riginal equipment manufacturers of hydraulic heavy-duty mobile machines (HHMMs) – such as construction, forestry, mining and material handling machines – are part of a huge global industry. Currently, the machines are limited to open-loop controlled machinery with individually controlled actuators, requiring skilled operator to achieve the required production rate. Due to present aspirations to increase productivity, lower operating costs and improve safety, we are heading to a future where these machines are becoming ﬁeld-robotic systems. However, designing high-precision closed-loop control performance for automated operations with HHMMs is a well-known challenge due to the machines’ complex and nonlinear dynamic behavior. In addition to high-precision control, energy efﬁciency is another vital characteristic in ﬁeld-robotic HHMMs as energy source(s) must be carried on board in limited space.

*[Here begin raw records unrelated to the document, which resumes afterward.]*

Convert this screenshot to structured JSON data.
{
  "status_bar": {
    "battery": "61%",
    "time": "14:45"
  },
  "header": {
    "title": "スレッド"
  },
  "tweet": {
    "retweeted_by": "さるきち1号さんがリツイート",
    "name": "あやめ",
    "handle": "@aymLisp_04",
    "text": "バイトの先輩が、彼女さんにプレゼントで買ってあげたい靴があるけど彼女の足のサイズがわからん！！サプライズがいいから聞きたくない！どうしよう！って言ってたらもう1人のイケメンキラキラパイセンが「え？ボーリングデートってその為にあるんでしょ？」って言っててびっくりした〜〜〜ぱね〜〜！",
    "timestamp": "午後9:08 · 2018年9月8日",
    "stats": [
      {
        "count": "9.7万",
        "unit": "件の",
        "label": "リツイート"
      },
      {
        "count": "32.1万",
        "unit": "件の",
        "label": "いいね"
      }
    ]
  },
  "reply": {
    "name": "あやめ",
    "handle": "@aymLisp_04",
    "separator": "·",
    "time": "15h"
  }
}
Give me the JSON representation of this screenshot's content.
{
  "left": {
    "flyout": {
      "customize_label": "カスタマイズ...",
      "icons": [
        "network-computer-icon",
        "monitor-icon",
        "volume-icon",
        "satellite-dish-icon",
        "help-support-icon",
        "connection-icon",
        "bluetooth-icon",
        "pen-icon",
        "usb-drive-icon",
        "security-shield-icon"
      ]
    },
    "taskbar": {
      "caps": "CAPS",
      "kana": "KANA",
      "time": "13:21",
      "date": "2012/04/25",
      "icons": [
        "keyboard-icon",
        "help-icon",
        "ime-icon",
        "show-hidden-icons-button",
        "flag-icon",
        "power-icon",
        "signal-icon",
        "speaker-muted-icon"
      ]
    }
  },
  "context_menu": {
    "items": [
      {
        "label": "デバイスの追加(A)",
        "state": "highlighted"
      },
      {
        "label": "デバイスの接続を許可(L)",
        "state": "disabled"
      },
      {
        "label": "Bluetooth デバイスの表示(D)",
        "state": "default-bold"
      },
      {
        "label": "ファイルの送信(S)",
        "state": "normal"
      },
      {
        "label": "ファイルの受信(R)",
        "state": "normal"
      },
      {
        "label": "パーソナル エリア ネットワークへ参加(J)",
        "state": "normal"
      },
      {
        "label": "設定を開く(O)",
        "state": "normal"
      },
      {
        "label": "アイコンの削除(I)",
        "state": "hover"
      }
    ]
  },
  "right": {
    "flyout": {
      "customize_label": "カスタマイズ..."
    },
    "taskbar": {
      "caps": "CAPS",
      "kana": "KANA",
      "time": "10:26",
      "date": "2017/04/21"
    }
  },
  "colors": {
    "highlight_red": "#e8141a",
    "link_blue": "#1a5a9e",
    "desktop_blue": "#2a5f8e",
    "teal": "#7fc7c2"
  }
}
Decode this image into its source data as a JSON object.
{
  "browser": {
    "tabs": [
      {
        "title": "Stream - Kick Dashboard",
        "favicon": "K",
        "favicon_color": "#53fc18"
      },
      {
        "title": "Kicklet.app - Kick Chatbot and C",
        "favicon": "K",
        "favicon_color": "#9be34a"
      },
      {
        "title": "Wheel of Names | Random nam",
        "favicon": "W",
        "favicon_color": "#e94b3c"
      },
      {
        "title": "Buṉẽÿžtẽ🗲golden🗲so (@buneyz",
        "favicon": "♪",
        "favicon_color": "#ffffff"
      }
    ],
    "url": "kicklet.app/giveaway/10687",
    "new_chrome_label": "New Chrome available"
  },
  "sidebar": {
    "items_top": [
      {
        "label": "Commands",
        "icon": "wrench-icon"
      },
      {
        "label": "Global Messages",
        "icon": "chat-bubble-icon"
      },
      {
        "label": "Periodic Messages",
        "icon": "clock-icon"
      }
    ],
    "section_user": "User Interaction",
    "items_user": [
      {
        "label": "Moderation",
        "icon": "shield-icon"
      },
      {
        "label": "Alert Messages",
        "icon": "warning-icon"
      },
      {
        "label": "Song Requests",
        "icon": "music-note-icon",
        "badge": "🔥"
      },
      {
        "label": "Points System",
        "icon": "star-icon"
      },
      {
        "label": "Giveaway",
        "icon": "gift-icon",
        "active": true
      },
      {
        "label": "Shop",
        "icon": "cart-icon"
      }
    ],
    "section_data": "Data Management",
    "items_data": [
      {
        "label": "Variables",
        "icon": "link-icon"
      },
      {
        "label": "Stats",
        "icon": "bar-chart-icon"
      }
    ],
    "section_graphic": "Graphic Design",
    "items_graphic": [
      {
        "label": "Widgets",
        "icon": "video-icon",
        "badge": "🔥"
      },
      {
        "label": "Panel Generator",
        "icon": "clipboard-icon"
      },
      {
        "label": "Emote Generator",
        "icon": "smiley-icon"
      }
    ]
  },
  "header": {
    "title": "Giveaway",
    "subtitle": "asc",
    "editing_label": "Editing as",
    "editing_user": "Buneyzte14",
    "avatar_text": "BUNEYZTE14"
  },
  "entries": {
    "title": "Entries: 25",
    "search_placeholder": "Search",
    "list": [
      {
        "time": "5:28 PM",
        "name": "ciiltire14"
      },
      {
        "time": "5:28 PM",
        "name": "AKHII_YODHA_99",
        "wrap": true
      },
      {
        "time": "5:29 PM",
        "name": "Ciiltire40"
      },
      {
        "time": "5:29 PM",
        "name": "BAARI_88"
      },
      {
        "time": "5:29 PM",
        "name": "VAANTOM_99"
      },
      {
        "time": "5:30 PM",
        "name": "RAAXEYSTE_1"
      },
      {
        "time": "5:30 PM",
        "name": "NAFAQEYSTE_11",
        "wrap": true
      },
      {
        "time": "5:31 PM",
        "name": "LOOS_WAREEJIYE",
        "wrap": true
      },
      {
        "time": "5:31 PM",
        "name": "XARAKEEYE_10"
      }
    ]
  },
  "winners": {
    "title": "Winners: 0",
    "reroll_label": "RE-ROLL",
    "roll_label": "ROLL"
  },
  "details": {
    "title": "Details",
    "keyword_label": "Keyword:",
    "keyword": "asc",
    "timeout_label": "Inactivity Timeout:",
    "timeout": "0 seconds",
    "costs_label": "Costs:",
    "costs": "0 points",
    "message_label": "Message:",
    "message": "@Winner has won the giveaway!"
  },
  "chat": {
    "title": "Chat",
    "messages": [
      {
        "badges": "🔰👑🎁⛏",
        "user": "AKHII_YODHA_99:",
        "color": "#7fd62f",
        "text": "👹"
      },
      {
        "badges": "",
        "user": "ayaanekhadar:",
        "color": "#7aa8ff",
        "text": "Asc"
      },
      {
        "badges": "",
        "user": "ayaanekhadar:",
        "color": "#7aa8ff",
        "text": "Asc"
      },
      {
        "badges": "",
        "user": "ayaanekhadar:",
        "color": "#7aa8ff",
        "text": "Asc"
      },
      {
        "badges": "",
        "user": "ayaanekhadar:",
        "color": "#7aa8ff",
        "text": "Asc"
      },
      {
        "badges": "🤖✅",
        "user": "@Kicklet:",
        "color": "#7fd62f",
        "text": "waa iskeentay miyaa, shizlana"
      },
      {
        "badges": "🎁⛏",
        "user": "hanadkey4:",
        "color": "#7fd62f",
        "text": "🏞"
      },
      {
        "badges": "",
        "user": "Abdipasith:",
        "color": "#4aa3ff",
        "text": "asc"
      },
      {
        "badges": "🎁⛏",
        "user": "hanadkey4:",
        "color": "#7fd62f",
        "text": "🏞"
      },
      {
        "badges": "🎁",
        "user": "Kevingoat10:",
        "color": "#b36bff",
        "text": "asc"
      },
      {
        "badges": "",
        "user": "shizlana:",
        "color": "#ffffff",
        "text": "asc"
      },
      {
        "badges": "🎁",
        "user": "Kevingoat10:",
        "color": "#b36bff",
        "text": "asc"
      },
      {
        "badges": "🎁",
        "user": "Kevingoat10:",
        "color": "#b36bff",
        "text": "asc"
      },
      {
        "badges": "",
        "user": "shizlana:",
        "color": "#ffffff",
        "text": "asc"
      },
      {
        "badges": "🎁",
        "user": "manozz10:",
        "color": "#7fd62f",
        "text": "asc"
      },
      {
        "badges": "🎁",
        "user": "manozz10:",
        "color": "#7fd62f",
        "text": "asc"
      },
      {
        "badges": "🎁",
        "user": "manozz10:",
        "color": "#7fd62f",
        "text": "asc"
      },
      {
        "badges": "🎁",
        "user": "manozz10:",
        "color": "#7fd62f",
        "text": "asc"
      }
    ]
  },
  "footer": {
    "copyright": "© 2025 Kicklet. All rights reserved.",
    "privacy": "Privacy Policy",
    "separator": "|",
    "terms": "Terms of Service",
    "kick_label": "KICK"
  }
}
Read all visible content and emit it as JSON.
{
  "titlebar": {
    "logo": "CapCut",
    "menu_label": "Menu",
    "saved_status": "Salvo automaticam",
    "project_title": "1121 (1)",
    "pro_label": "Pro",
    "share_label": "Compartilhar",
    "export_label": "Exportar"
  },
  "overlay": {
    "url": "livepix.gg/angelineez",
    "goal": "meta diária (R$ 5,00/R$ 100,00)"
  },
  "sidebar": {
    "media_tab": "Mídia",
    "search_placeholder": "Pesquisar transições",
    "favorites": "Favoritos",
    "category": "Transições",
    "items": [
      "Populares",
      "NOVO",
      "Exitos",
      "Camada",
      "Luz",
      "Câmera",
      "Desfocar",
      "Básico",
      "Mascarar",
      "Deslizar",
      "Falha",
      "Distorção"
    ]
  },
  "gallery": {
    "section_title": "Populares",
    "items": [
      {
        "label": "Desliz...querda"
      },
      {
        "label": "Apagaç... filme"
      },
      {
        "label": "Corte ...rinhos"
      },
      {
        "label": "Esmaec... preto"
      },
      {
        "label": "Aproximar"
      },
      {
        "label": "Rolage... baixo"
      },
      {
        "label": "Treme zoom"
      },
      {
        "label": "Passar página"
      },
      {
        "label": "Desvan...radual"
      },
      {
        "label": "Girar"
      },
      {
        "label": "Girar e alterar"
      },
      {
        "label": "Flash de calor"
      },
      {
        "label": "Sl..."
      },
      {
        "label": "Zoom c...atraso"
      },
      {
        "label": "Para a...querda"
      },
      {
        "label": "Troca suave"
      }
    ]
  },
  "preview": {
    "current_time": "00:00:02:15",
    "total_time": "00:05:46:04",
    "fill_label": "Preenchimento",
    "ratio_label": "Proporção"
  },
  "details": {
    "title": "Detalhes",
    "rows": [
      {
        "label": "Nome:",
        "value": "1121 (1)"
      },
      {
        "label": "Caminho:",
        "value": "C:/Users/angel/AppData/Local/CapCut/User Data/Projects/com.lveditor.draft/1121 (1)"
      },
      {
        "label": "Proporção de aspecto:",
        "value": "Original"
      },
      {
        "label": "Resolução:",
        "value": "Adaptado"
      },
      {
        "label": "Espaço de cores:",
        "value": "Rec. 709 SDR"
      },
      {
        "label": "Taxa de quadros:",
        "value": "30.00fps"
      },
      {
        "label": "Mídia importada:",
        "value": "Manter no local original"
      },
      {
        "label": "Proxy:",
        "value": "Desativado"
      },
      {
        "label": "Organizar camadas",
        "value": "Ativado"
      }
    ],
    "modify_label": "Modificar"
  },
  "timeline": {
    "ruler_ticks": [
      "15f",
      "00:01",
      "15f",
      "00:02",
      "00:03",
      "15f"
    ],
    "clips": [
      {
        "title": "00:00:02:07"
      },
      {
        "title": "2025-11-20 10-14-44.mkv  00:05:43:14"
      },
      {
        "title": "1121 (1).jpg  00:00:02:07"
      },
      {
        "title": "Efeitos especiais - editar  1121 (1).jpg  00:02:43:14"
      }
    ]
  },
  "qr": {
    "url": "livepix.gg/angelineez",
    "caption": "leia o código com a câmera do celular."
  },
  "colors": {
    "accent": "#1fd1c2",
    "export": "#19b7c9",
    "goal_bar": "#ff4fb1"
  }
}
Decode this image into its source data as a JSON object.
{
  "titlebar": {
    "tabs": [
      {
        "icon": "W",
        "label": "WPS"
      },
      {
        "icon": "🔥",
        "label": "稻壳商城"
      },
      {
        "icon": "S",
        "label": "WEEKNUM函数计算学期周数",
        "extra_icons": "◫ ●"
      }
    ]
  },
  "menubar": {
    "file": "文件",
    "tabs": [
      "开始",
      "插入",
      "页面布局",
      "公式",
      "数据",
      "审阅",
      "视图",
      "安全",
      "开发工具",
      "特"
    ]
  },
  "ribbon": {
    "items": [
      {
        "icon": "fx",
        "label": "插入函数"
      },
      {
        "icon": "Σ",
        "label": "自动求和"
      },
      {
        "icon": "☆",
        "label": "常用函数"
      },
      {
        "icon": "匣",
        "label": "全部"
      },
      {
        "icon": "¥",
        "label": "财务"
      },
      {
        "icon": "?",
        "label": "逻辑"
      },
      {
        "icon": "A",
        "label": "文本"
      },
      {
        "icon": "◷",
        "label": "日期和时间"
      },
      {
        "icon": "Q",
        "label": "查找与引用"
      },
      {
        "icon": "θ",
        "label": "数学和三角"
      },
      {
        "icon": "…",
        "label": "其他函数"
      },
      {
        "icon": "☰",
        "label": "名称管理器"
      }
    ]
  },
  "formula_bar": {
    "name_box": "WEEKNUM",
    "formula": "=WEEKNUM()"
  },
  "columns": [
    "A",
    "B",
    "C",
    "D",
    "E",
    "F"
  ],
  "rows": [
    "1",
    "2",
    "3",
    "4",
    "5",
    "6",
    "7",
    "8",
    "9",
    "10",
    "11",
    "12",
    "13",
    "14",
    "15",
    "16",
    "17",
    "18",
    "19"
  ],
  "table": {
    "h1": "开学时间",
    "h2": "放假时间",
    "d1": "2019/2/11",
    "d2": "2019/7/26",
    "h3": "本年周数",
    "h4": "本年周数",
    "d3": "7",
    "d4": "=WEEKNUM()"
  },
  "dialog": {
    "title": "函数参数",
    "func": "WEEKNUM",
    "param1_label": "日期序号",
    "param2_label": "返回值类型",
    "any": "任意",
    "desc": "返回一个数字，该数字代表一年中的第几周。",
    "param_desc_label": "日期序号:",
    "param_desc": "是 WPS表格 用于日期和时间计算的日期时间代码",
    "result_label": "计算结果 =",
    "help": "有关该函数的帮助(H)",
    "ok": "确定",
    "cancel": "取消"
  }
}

The keynote focuses on the recent developments on science-based control that aims to improve the energy-efficiency of HHMMs without the loss of high-precision control performance. First, the importance and rationale of theoretically sound (i.e., stability-guaranteed) nonlinear model-based (NMB) control is discussed. Then, a method to deal with the “chaos of complexity” of HHMMs and to prevent the “explosion of complexity” (that occurs e.g. in backstepping-like methods) in the NMB control is introduced. Finally, the presentation will provide i) examples of state-of-the-art NMB control designs that are experimentally verified in real-scale multiple degrees-of-freedom (n-DOF) hydraulic robotic systems, ii) our recent results with n-DOF hydraulic manipulator, having the state-of-the-art motion control accuracy with the actuators’ total energy consumption reduction of 45%.